● **Try it**: How many lines in these entries contain the string "online"? Reply with the number alone.

START Excerpted data

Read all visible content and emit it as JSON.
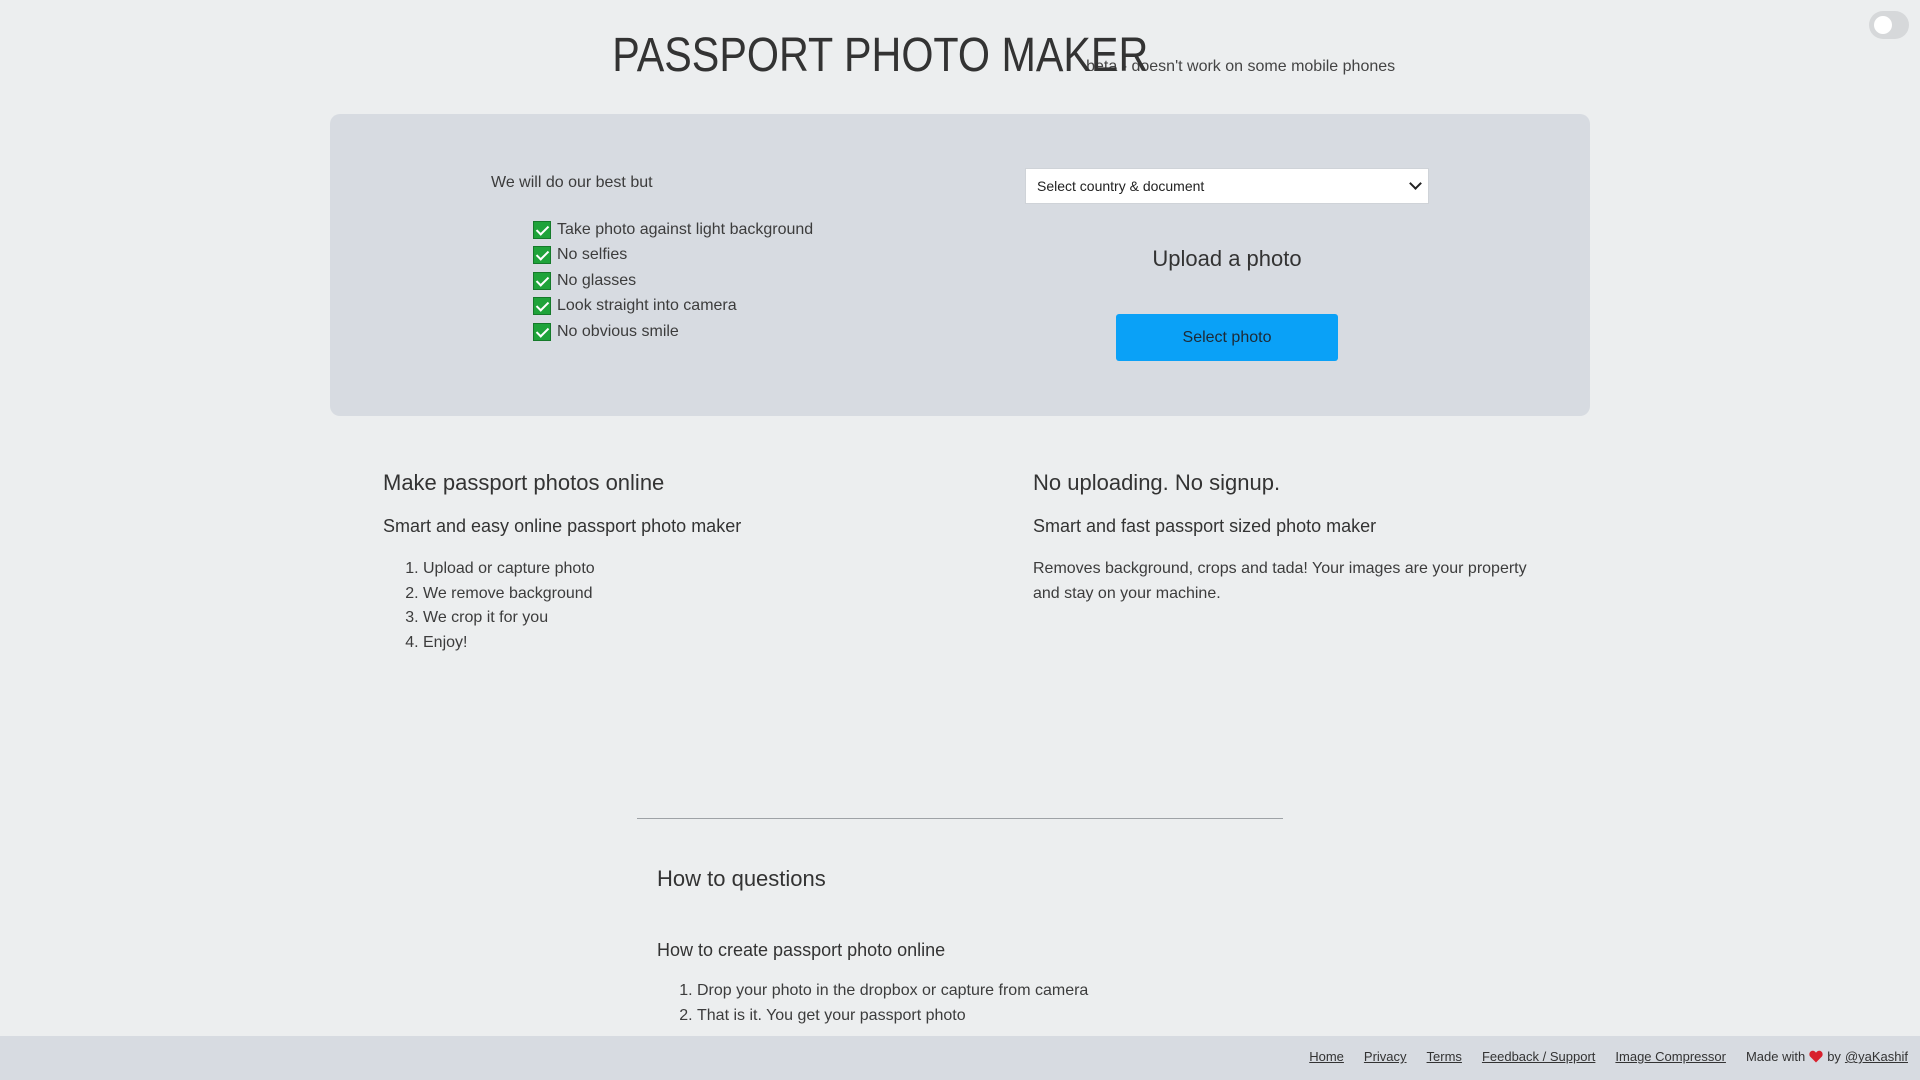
{
  "header": {
    "title": "PASSPORT PHOTO MAKER",
    "subtitle": "beta - doesn't work on some mobile phones"
  },
  "theme_toggle": {
    "icon": "toggle-switch-icon",
    "state": "off"
  },
  "hero": {
    "intro": "We will do our best but",
    "checklist": [
      "Take photo against light background",
      "No selfies",
      "No glasses",
      "Look straight into camera",
      "No obvious smile"
    ],
    "country_select": {
      "selected": "Select country & document"
    },
    "upload_heading": "Upload a photo",
    "select_button": "Select photo",
    "accent_color": "#0aa1f7",
    "check_color": "#1fa33a"
  },
  "left_col": {
    "heading": "Make passport photos online",
    "subheading": "Smart and easy online passport photo maker",
    "steps": [
      "Upload or capture photo",
      "We remove background",
      "We crop it for you",
      "Enjoy!"
    ]
  },
  "right_col": {
    "heading": "No uploading. No signup.",
    "subheading": "Smart and fast passport sized photo maker",
    "text": "Removes background, crops and tada! Your images are your property and stay on your machine."
  },
  "howto": {
    "heading": "How to questions",
    "subheading": "How to create passport photo online",
    "steps": [
      "Drop your photo in the dropbox or capture from camera",
      "That is it. You get your passport photo"
    ]
  },
  "footer": {
    "links": [
      "Home",
      "Privacy",
      "Terms",
      "Feedback / Support",
      "Image Compressor"
    ],
    "made_with": "Made with",
    "by": "by",
    "author": "@yaKashif",
    "heart_icon": "heart-icon",
    "heart_color": "#d8202c"
  }
}
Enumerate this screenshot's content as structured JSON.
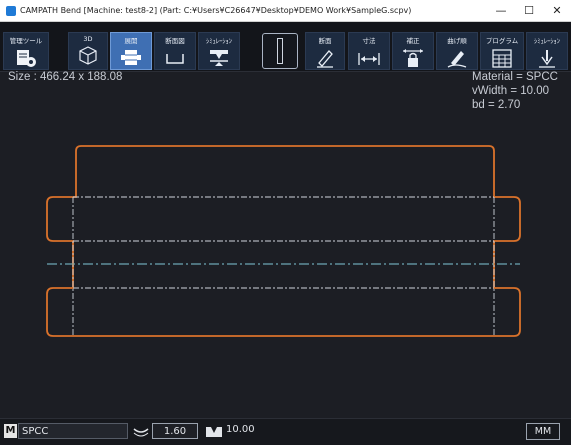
{
  "window": {
    "title": "CAMPATH Bend  [Machine: test8-2]  (Part: C:¥Users¥C26647¥Desktop¥DEMO Work¥SampleG.scpv)",
    "minimize": "—",
    "maximize": "☐",
    "close": "✕"
  },
  "toolbar": {
    "buttons": [
      {
        "label": "管理ツール",
        "icon": "management-tool-icon"
      },
      {
        "label": "3D",
        "icon": "3d-cube-icon"
      },
      {
        "label": "展開",
        "icon": "unfold-icon",
        "active": true
      },
      {
        "label": "断面図",
        "icon": "cross-section-icon"
      },
      {
        "label": "ｼﾐｭﾚｰｼｮﾝ",
        "icon": "press-simulation-icon"
      },
      {
        "label": "断面",
        "icon": "pencil-icon"
      },
      {
        "label": "寸法",
        "icon": "dimension-arrow-icon"
      },
      {
        "label": "補正",
        "icon": "correction-lock-icon"
      },
      {
        "label": "曲げ順",
        "icon": "bend-order-icon"
      },
      {
        "label": "プログラム",
        "icon": "program-grid-icon"
      },
      {
        "label": "ｼﾐｭﾚｰｼｮﾝ",
        "icon": "simulation-tool-icon"
      }
    ],
    "view_icon": "single-view-icon"
  },
  "info": {
    "size": "Size : 466.24 x 188.08",
    "material": "Material = SPCC",
    "vwidth": "vWidth = 10.00",
    "bd": "bd = 2.70"
  },
  "status": {
    "mode": "M",
    "material": "SPCC",
    "thickness": "1.60",
    "vwidth": "10.00",
    "unit": "MM"
  },
  "colors": {
    "outline": "#d9722b",
    "bendline": "#cfd4dc",
    "centerline": "#7fc8d8",
    "active": "#3f6fb3"
  }
}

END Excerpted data

● **The answer**: 3